The book is a big jump from the Grisha trilogy and it is better written and the plot is more refreshing, it is more unique and there are less cliches. The characters are quite varied and it is all in all interesting. Of course, I have a soft spot for Inej (the rest are okay).
Story wise, I was a little annoyed that most of the book is them getting ready or looking back and making the journey to the actual heist, which feels like a filler and I wanted more of the actual action. And then we get to the heist and there is so little of it, it feels rushed.
It gets three foxes because I felt for the characters and I found this “world” better than her previous trilogy (I know this is a duology). I did enjoy it but it didn’t leave such a mark on me that I’d give it the extra foxes, so 3 it is.
To give this book a chance if you, like me, didn’t swoon (or anywhere near that) for the Grisha trilogy. It is not a bad book and that is a good thing. I am not entirely sure which other book to recommend alongside this one. I don’t have many heist books in my repertoire that come to mind and the only books that came to mind as I read this was the previous trilogy. However, now I need to read Crooked Kingdom and maybe then I may suggest something else.
In all fairness, I can think of Spellslinger by Sebastien de Castell as an interesting read if you liked Six of Crows, or maybe if you are into grim dark (caution because this is grim and dark), Prince of Thorns by Mark Lawrence (or anything by Mark Lawrence, you may enjoy Red Sister more, as it is a little less dark and grim). This second book is definitely all about anti-heroes, so make sure you know what you are getting into when you decide to read it.
Side Note: I did draw Inej for Inktober this year, so that tells you at least character wise there was a win for this book.
Disclaimer: There is an Amazon Associates link, but if you choose to use them and buy from them, know that you’re just helping me buy more books and feed my reading needs. Book synopsis is from Good Reads.
So, one of the books I really wanted was Warcross, and when I found out the theme for Spearcraft I was sure it’d be the book I wanted, so I fished discount codes and tried to get it as cheap as possible (because it is on the expensive side with expensive shipping to the UK).

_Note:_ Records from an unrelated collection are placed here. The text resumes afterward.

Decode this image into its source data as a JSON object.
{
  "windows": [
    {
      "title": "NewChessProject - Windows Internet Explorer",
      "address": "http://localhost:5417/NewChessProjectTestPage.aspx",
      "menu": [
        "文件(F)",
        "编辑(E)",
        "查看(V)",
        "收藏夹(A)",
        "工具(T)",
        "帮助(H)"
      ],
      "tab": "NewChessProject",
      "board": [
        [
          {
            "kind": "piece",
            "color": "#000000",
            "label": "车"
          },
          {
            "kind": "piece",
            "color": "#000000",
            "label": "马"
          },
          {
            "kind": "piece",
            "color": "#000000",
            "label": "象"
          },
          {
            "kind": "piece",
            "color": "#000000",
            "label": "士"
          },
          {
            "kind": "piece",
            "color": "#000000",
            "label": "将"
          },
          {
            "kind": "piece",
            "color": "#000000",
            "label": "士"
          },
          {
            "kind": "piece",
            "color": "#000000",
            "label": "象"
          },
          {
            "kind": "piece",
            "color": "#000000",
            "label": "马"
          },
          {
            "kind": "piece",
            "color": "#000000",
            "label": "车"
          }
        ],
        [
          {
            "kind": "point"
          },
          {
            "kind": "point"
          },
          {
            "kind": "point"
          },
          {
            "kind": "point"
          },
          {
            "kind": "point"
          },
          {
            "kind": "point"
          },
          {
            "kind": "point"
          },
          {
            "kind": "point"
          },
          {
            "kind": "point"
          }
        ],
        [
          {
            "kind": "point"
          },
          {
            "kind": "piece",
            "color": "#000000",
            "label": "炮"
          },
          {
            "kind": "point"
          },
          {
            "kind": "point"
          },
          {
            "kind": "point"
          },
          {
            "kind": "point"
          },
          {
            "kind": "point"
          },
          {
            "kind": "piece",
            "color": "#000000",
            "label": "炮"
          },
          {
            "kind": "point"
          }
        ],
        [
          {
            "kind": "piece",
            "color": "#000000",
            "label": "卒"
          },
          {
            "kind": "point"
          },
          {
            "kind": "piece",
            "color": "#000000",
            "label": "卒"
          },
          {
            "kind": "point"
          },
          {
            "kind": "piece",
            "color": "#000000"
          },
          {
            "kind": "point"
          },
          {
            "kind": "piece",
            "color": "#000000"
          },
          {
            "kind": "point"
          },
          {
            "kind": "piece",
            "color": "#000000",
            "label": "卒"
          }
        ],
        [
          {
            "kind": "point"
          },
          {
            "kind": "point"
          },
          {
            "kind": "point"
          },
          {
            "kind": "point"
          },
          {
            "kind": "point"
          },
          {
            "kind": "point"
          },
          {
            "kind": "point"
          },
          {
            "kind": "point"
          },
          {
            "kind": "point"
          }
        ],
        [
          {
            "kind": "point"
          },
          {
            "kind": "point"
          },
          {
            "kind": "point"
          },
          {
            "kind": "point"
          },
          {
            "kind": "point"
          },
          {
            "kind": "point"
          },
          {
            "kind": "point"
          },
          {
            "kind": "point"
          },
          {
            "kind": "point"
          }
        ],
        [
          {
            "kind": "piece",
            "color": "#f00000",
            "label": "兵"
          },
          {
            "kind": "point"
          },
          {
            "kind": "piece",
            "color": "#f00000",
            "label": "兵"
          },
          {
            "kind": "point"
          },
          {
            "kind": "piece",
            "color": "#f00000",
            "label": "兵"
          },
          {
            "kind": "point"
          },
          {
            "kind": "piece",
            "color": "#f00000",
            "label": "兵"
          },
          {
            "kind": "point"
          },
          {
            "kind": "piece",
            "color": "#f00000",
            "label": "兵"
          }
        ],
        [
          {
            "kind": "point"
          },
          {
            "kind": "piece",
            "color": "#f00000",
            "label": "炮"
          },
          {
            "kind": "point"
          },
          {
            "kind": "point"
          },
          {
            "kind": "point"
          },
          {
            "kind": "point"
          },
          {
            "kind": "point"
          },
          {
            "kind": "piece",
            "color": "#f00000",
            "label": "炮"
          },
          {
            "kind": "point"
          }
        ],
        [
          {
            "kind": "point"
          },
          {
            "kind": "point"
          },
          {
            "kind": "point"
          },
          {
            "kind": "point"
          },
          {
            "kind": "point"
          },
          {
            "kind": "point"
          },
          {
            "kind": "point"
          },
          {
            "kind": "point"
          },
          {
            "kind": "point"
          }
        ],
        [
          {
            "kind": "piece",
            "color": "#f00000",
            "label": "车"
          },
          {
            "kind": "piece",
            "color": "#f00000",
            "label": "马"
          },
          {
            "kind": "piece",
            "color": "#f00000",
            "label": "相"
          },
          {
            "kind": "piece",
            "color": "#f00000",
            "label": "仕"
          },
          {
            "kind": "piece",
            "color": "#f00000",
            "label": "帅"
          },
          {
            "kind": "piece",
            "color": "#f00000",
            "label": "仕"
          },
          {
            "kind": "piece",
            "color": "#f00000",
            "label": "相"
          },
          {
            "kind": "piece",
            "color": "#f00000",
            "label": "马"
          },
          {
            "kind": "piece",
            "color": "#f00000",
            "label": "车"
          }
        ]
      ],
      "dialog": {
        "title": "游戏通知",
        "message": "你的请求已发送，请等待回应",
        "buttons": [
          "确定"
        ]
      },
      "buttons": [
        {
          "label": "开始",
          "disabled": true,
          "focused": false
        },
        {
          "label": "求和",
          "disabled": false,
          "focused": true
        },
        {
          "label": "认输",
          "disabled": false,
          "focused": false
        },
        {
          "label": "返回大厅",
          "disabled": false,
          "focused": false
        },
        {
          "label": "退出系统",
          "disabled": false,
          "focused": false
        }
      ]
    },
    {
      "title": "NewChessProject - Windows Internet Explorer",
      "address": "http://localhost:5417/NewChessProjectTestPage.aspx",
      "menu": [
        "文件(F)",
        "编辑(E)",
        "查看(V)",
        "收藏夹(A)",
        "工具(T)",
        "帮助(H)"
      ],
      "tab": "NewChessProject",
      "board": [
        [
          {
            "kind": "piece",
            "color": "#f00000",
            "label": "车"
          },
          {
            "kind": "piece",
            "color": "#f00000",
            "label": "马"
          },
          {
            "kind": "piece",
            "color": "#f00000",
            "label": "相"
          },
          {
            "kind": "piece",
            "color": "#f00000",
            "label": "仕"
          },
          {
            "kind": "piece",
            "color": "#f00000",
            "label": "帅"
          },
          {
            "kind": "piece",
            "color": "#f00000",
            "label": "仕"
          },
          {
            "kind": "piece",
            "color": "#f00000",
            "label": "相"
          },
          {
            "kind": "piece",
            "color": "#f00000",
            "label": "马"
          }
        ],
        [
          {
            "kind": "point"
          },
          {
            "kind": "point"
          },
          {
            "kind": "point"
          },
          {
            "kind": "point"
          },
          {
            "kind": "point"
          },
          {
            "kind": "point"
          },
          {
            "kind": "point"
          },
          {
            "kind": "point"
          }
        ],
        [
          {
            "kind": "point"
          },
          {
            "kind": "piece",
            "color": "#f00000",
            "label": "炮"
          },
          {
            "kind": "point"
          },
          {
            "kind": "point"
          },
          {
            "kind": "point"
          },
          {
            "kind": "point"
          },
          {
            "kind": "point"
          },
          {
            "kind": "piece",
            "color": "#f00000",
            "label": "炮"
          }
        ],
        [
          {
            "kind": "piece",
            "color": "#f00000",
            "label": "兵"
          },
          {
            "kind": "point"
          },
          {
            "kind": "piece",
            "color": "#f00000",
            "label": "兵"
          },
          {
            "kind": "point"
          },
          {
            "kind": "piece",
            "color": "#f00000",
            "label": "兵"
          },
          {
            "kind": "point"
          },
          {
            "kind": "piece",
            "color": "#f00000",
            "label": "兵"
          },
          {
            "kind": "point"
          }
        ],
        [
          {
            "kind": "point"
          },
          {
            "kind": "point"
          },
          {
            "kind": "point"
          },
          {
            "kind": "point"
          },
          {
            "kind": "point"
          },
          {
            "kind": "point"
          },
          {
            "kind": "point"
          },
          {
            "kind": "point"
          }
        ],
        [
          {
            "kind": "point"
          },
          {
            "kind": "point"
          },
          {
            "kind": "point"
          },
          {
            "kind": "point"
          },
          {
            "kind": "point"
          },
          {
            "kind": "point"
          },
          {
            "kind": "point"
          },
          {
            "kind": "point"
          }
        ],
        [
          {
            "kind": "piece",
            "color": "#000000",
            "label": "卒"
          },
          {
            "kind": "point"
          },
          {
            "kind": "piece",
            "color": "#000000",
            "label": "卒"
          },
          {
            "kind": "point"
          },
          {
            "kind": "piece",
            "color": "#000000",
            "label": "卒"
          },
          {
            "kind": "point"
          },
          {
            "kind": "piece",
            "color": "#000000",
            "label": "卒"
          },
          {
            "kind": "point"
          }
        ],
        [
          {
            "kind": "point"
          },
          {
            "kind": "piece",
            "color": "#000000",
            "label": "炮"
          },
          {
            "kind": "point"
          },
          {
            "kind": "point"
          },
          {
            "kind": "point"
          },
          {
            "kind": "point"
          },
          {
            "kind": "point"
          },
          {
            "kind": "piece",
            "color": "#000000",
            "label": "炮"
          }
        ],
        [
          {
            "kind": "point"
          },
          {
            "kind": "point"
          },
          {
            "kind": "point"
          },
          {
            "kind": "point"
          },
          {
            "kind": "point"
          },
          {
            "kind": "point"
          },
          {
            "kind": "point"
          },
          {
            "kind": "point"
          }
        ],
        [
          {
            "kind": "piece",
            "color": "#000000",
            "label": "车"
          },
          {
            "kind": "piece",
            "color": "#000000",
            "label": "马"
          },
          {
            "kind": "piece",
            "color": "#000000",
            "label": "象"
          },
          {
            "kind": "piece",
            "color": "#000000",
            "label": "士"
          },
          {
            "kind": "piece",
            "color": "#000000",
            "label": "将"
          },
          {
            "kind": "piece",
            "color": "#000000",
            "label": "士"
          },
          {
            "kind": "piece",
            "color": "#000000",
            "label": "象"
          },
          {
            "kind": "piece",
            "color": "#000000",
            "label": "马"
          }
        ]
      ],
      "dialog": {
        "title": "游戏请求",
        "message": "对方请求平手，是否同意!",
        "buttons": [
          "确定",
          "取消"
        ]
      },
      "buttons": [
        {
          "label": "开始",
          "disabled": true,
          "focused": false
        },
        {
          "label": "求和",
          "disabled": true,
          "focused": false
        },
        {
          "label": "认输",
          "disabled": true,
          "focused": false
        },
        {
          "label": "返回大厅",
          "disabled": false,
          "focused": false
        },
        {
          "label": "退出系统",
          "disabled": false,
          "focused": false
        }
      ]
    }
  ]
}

On a funny note, I ended up winning a giveaway for Warcross, so now I have both hardback editions (US & UK). UK edition is the colourful one, US is a robin egg/turquoise colour and smaller.
Mario Bros keyring, which is now with my keys, to show my geeky gaming side.
Hunger Games quote postcard
**Start of rant about gaming**
I have to admit with such a massive gaming industry and such a diverse choice of games, I was expecting less of the same one (there’s two of each, Hunger Games, Mario Bros and Ready Player One) and more variety. And to me Hunger Games is out of place because it is not a pixel game nor is it console or anything, it is a book fandom (and film if you want to go with that).
I may rant but I love gaming and love games and it was a little like “but why is HG here when there is so much more that could be here instead? So many series of games, so much Nintendo, Sony, Microsoft and all other gaming developers have brought out that we love, why not include them in here?”. PS. I restrained myself from reciting all the possible games that could’ve inspired an item because you’d be stuck in a vortex hole of game names and weird old stuff like Chips or Carmen San Diego and that red hat… Plus the 8 bit music… **End of rant**
Ignoring the gaming bit, it was a nice box though I do prefer when the boxes have less “paper” items and I am happy to get my Warcross book. Due to shipping + box costs, it is not good for me so I haven’t kept it but it will probably be quite good for others in the US.